If we are honest, most of us born-again Christians – though we belong to Christ, our Lord, and we desire to do His will and be led by Him – occasionally find ourselves cast down for one reason or another. Paul said in 1 Corinthians 10:12, "Therefore let him who thinks he stands take heed lest he fall." (New American Standard 1977) Sometimes it is when we are most assured of ourselves that we stumble and fall. When we appear and believe we are flourishing in our faith and beyond the risk of stumbling, it is often then we find ourselves in a cast-down situation – utterly frustrated, discouraged, depressed and feeling like a failure – unable to pick ourselves up.
Like sheep, sometimes we become cast because we are looking for a soft spot, an easy place, where there is no hardship or risk and no need for endurance or self-discipline. Like the rich young ruler in Scripture, we think we are safe when we are on the verge of being cast down. In this case, the Good Shepherd may move us to a new pasture where things are not as easy and we are less likely to become cast. This too will be for our good.

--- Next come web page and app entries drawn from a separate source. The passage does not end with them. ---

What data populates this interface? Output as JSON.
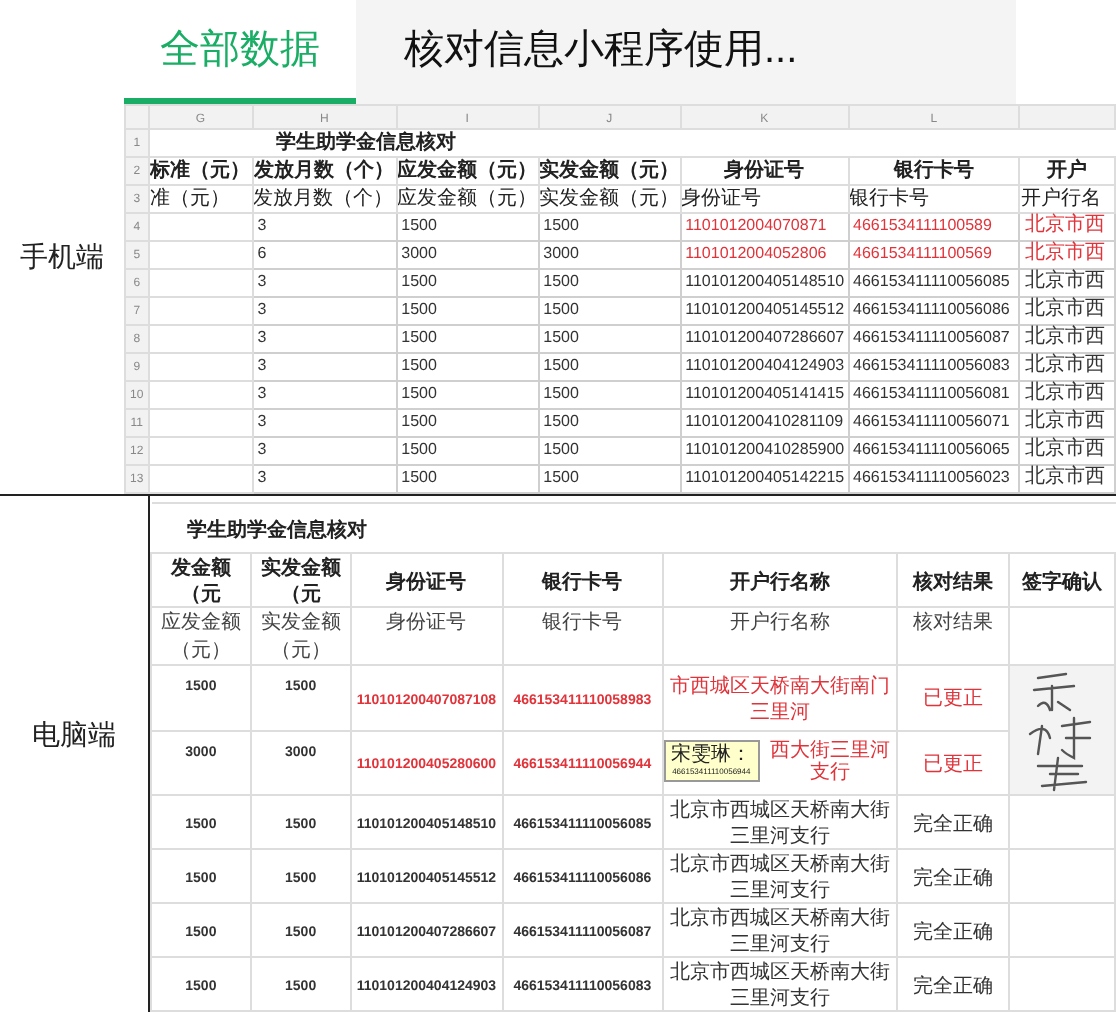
{
  "tabs": [
    {
      "label": "全部数据",
      "selected": true
    },
    {
      "label": "核对信息小程序使用...",
      "selected": false
    }
  ],
  "mobile_label": "手机端",
  "mobile_sheet": {
    "column_letters": [
      "G",
      "H",
      "I",
      "J",
      "K",
      "L"
    ],
    "title_row": {
      "number": "1",
      "title": "学生助学金信息核对"
    },
    "header_bold": {
      "number": "2",
      "cells": [
        "标准（元）",
        "发放月数（个）",
        "应发金额（元）",
        "实发金额（元）",
        "身份证号",
        "银行卡号",
        "开户"
      ]
    },
    "header": {
      "number": "3",
      "cells": [
        "准（元）",
        "发放月数（个）",
        "应发金额（元）",
        "实发金额（元）",
        "身份证号",
        "银行卡号",
        "开户行名"
      ]
    },
    "rows": [
      {
        "number": "4",
        "flagged": true,
        "cells": [
          "3",
          "1500",
          "1500",
          "1101012004070871",
          "4661534111100589",
          "北京市西"
        ]
      },
      {
        "number": "5",
        "flagged": true,
        "cells": [
          "6",
          "3000",
          "3000",
          "1101012004052806",
          "4661534111100569",
          "北京市西"
        ]
      },
      {
        "number": "6",
        "flagged": false,
        "cells": [
          "3",
          "1500",
          "1500",
          "110101200405148510",
          "466153411110056085",
          "北京市西"
        ]
      },
      {
        "number": "7",
        "flagged": false,
        "cells": [
          "3",
          "1500",
          "1500",
          "110101200405145512",
          "466153411110056086",
          "北京市西"
        ]
      },
      {
        "number": "8",
        "flagged": false,
        "cells": [
          "3",
          "1500",
          "1500",
          "110101200407286607",
          "466153411110056087",
          "北京市西"
        ]
      },
      {
        "number": "9",
        "flagged": false,
        "cells": [
          "3",
          "1500",
          "1500",
          "110101200404124903",
          "466153411110056083",
          "北京市西"
        ]
      },
      {
        "number": "10",
        "flagged": false,
        "cells": [
          "3",
          "1500",
          "1500",
          "110101200405141415",
          "466153411110056081",
          "北京市西"
        ]
      },
      {
        "number": "11",
        "flagged": false,
        "cells": [
          "3",
          "1500",
          "1500",
          "110101200410281109",
          "466153411110056071",
          "北京市西"
        ]
      },
      {
        "number": "12",
        "flagged": false,
        "cells": [
          "3",
          "1500",
          "1500",
          "110101200410285900",
          "466153411110056065",
          "北京市西"
        ]
      },
      {
        "number": "13",
        "flagged": false,
        "cells": [
          "3",
          "1500",
          "1500",
          "110101200405142215",
          "466153411110056023",
          "北京市西"
        ]
      }
    ]
  },
  "desktop_label": "电脑端",
  "desktop_sheet": {
    "title": "学生助学金信息核对",
    "header_bold": [
      "发金额（元",
      "实发金额（元",
      "身份证号",
      "银行卡号",
      "开户行名称",
      "核对结果",
      "签字确认"
    ],
    "header": [
      "应发金额（元）",
      "实发金额（元）",
      "身份证号",
      "银行卡号",
      "开户行名称",
      "核对结果"
    ],
    "rows": [
      {
        "flagged": true,
        "cells": [
          "1500",
          "1500",
          "110101200407087108",
          "466153411110058983",
          "市西城区天桥南大街南门三里河",
          "已更正"
        ]
      },
      {
        "flagged": true,
        "cells": [
          "3000",
          "3000",
          "110101200405280600",
          "466153411110056944",
          "西大街三里河支行",
          "已更正"
        ],
        "comment": {
          "author": "宋雯琳：",
          "text": "466153411110056944"
        }
      },
      {
        "flagged": false,
        "cells": [
          "1500",
          "1500",
          "110101200405148510",
          "466153411110056085",
          "北京市西城区天桥南大街三里河支行",
          "完全正确"
        ]
      },
      {
        "flagged": false,
        "cells": [
          "1500",
          "1500",
          "110101200405145512",
          "466153411110056086",
          "北京市西城区天桥南大街三里河支行",
          "完全正确"
        ]
      },
      {
        "flagged": false,
        "cells": [
          "1500",
          "1500",
          "110101200407286607",
          "466153411110056087",
          "北京市西城区天桥南大街三里河支行",
          "完全正确"
        ]
      },
      {
        "flagged": false,
        "cells": [
          "1500",
          "1500",
          "110101200404124903",
          "466153411110056083",
          "北京市西城区天桥南大街三里河支行",
          "完全正确"
        ]
      }
    ]
  }
}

A second reason we may become cast is just because we are carrying around too much wool. We may be clinging to the accumulation of things and the pursuit of earthly desires and pleasures that weigh, drag and hold us down. In this case, the Good Shepherd may have to shear us to free and keep us from becoming cast by the weight of our own self-centeredness.
Sheep do not enjoy the shearing process. They kick and struggle, getting a few scrapes and cuts. It is also a lot of work for the shepherd, but occasionally it must be done. This is usually not a pleasant process but it sure brings relief when we are free from all the worries.

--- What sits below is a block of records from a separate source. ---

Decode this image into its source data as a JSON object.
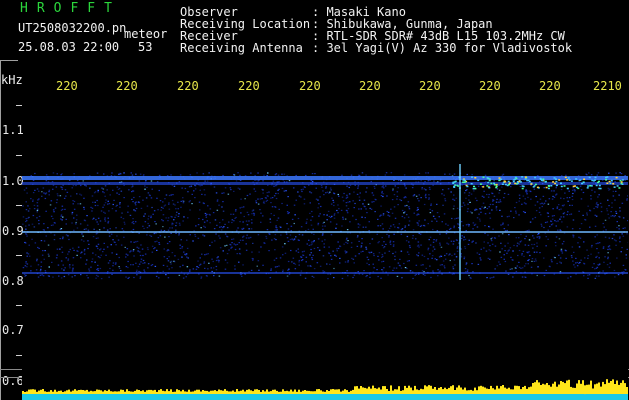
{
  "header": {
    "brand": "HROFFT",
    "file_name": "UT2508032200.pn",
    "meteor_label": "meteor",
    "date_time": "25.08.03 22:00",
    "count": "53",
    "fields": [
      {
        "label": "Observer",
        "value": ": Masaki Kano"
      },
      {
        "label": "Receiving Location",
        "value": ": Shibukawa, Gunma, Japan"
      },
      {
        "label": "Receiver",
        "value": ": RTL-SDR SDR# 43dB L15 103.2MHz CW"
      },
      {
        "label": "Receiving Antenna",
        "value": ": 3el Yagi(V) Az 330 for Vladivostok"
      }
    ]
  },
  "axis": {
    "y_unit": "kHz",
    "y_ticks": [
      "1.1",
      "1.0",
      "0.9",
      "0.8",
      "0.7",
      "0.6"
    ],
    "time_ticks": [
      "220",
      "220",
      "220",
      "220",
      "220",
      "220",
      "220",
      "220",
      "220",
      "2210"
    ]
  },
  "colors": {
    "background": "#000000",
    "brand": "#2bd63c",
    "time_ticks": "#e7e74a",
    "signal": "#1e3cff",
    "lower_band": "#19c9e6",
    "spike": "#ffe61a"
  }
}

Another reason is because our fleece gets burdened down by mud, manure, burrs and other debris. This is when we succumb to our temptations and fall into willful sin. This may be the easiest to see, but it is often the most hurtful and the hardest to overcome. But even then, the Good Shepherd will take us in hand and apply the cutting edge of His sword – the Word of God – that pierces our soul, brings us to repentance and frees us from the sin that weighs us down. This too can be unpleasant, but what a restoration!
Many people have the misconception that when a child of God falls, frustrated, helpless and in a spiritual dilemma, God becomes disgusted, angry and fed up. The fact is that this is not accurate. We see God’s heart in this matter when we realize He sent Jesus to be our Shepherd. He has the same identical concern and compassion a good shepherd has for a cast sheep. He comes quickly and eagerly, ready to help, to forgive, to save and to restore. All we have to do is surrender and cooperate in His restoration process.
This is why David said in Psalm 23, "The Lord is MY shepherd; I shall not want. He makes me to lie down in green pastures; He leads me beside the still waters. He restores my soul; He leads me in the paths of righteousness for His name’s sake ...." David knew what it was to be cast and what it was to be restored by the Good Shepherd! He learned his Shepherd would always be looking out for him. If ever he fell, the Good Shepherd would seek him out to restore him. All he had to do and all we have to do is cooperate with our Shepherd and allow Him to do in our lives whatever He needs to do so we can be fully restored in our relationship with Him, with others and even with ourselves.
The Lord – He is my Shepherd!Glenn Crumpler is is president of Cattle for Christ International, Inc. He can be contacted at 334-393-4700 (home), 333-4400 (mobile) or www.CattleforChrist.com